==== Source material ====

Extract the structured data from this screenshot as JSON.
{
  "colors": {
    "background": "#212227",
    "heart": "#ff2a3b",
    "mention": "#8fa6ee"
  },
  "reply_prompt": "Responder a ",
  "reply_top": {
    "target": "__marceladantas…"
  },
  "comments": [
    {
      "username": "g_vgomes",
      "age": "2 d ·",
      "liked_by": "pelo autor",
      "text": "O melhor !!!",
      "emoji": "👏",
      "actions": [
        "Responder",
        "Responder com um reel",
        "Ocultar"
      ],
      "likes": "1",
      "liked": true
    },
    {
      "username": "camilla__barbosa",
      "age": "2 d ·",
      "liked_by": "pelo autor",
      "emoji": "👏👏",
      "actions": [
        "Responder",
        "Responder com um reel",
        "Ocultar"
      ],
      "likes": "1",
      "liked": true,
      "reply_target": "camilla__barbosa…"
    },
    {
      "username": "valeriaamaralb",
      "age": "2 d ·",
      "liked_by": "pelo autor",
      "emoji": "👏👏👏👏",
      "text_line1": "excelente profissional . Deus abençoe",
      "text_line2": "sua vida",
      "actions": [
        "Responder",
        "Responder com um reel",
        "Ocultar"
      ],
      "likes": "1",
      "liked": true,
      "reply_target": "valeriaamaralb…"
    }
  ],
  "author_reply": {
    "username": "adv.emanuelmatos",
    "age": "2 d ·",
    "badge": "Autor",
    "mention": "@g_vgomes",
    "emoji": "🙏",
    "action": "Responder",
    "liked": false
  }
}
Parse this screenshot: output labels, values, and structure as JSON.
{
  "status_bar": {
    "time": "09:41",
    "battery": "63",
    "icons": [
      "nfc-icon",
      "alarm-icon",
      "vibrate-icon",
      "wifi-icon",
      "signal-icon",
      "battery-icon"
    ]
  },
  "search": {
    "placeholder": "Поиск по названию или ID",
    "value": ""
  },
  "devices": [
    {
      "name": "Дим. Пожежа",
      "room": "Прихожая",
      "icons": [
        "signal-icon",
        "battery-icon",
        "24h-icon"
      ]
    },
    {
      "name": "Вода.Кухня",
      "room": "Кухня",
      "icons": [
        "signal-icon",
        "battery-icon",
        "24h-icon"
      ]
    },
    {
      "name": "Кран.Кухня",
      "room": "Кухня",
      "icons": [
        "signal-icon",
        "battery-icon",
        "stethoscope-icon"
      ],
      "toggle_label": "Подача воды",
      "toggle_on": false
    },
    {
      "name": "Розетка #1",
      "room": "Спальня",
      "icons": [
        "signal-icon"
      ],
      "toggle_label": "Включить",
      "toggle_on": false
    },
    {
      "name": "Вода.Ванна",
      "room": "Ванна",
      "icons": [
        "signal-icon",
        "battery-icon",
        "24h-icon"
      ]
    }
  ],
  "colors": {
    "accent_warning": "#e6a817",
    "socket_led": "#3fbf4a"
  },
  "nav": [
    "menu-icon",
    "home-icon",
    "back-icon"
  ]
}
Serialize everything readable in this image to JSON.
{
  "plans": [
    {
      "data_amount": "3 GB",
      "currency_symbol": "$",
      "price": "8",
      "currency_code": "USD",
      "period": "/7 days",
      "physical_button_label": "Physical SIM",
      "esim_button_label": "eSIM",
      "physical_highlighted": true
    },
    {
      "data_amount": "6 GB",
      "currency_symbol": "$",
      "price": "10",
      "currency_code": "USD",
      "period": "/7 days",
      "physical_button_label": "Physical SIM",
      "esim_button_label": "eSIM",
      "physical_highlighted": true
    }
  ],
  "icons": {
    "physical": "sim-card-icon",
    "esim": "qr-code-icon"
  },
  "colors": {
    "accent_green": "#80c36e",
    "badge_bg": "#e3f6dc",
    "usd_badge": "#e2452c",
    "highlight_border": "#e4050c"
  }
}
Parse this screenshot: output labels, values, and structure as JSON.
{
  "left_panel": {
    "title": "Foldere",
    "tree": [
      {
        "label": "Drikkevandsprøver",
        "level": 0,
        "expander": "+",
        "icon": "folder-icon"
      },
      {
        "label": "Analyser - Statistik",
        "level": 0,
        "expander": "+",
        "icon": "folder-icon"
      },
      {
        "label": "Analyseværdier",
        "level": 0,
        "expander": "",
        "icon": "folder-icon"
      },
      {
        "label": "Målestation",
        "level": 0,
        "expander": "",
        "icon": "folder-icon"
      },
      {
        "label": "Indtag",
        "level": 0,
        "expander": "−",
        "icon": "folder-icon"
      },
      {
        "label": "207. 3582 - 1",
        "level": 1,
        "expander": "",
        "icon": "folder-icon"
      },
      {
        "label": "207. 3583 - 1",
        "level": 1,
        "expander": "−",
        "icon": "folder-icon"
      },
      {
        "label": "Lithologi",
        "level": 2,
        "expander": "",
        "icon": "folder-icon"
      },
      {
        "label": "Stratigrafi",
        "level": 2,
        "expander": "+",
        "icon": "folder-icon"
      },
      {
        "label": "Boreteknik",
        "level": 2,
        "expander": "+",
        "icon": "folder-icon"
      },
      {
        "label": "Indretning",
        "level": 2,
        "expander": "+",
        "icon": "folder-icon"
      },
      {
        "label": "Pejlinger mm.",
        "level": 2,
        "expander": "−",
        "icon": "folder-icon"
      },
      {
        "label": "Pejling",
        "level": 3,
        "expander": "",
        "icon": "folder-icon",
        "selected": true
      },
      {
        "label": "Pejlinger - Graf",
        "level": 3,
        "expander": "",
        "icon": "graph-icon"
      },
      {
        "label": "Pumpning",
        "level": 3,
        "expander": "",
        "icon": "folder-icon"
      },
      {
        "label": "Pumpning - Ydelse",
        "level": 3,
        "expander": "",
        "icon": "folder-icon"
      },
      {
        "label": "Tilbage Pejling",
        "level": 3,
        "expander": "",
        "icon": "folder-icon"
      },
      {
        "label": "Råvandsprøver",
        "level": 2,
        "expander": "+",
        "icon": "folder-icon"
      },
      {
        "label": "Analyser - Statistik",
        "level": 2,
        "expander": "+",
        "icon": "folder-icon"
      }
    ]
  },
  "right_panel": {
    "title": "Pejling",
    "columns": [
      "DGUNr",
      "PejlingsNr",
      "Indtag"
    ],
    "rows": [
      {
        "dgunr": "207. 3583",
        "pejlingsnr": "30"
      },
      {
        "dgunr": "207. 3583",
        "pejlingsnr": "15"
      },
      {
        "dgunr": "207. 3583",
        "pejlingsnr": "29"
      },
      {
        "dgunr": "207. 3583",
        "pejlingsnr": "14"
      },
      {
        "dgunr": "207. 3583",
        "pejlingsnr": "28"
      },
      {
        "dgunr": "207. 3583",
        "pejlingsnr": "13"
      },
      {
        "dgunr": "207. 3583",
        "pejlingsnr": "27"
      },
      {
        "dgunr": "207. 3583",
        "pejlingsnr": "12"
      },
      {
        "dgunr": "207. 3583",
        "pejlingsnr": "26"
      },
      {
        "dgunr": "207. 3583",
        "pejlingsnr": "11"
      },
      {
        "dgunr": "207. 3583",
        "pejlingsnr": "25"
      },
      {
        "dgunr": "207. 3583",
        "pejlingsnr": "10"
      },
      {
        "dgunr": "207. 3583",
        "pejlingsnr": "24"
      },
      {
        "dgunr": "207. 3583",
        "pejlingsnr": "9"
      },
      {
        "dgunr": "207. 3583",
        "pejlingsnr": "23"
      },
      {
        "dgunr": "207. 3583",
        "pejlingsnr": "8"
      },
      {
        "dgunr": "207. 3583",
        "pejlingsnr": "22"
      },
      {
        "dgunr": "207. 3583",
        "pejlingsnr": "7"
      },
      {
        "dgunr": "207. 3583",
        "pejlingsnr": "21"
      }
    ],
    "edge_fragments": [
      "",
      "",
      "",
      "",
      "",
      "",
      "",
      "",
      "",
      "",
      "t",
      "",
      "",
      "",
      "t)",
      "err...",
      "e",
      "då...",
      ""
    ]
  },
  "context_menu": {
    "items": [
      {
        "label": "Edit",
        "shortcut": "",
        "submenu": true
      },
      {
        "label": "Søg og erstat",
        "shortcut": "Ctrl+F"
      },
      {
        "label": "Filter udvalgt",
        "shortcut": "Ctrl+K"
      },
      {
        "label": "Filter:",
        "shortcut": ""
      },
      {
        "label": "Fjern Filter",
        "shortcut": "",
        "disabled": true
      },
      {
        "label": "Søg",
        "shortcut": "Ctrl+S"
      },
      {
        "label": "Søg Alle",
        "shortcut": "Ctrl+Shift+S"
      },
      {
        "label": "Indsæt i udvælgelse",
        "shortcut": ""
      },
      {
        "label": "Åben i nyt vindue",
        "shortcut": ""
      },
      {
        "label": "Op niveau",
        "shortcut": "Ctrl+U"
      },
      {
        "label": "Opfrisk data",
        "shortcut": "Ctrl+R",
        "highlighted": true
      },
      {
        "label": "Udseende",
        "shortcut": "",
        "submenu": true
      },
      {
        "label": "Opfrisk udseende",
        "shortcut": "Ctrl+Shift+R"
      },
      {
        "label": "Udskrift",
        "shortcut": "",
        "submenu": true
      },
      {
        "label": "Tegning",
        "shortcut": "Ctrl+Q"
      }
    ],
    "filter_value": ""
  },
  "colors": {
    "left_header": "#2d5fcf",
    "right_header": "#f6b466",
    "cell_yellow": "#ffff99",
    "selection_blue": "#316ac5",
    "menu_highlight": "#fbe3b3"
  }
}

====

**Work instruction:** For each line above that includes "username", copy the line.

**Response to this task:**
      "username": "g_vgomes",
      "username": "camilla__barbosa",
      "username": "valeriaamaralb",
    "username": "adv.emanuelmatos",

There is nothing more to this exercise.